Stored data entries:
————————

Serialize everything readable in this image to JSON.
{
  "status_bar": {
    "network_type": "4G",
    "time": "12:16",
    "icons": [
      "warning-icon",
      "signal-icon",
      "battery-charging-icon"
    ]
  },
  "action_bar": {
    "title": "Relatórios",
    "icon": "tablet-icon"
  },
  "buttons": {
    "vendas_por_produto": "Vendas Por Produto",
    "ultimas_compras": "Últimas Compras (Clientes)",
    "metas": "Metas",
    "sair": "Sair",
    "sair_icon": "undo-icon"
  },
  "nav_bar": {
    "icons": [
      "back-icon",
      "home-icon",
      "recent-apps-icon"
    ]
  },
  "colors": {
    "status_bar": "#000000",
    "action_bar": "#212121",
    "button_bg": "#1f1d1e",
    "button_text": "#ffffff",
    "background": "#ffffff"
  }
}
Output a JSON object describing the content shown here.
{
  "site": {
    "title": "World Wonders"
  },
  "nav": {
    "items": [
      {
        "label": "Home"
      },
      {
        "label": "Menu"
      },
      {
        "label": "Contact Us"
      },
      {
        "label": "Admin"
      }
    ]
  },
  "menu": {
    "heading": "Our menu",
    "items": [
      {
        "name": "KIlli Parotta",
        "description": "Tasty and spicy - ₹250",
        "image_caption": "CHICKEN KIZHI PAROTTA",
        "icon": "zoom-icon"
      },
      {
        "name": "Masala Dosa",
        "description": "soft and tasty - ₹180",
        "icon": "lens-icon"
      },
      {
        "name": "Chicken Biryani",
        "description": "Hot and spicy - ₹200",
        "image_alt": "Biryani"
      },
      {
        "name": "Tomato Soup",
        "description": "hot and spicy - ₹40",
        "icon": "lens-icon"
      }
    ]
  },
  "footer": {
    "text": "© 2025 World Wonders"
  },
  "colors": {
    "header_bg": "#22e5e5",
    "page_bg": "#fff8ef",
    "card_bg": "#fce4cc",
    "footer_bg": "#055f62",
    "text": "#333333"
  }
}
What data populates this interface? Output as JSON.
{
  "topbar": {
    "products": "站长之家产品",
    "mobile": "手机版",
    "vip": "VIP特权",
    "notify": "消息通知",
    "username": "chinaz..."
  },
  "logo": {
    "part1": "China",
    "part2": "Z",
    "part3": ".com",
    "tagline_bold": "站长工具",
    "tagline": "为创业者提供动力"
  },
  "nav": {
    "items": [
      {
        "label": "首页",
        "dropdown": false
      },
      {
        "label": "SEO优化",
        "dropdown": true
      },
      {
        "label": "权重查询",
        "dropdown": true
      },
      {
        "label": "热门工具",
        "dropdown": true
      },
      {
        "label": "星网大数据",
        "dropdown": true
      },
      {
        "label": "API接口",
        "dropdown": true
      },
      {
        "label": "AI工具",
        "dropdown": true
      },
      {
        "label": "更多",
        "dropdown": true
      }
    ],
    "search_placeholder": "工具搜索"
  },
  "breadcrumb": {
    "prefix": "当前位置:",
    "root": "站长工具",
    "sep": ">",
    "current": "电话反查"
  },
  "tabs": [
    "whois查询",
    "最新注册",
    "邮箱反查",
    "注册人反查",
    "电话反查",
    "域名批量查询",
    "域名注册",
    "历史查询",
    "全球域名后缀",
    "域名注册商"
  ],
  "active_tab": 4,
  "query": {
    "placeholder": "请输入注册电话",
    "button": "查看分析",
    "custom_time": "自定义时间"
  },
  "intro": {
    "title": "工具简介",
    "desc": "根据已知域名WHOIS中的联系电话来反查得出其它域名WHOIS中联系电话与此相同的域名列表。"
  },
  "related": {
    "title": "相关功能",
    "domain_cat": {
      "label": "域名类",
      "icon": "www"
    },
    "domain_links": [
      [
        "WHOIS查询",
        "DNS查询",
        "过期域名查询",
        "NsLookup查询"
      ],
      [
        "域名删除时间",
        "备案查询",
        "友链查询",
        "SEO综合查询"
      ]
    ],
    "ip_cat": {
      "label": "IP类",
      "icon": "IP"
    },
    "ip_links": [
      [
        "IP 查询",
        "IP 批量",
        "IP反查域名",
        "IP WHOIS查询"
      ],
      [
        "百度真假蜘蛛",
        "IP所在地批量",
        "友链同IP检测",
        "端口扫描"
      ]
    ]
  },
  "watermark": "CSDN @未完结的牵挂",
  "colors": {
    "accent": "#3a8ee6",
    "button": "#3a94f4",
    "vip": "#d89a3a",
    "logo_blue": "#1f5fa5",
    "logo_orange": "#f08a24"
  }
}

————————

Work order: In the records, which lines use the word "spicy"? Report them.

Output for this task:
        "description": "Tasty and spicy - ₹250",
        "description": "Hot and spicy - ₹200",
        "description": "hot and spicy - ₹40",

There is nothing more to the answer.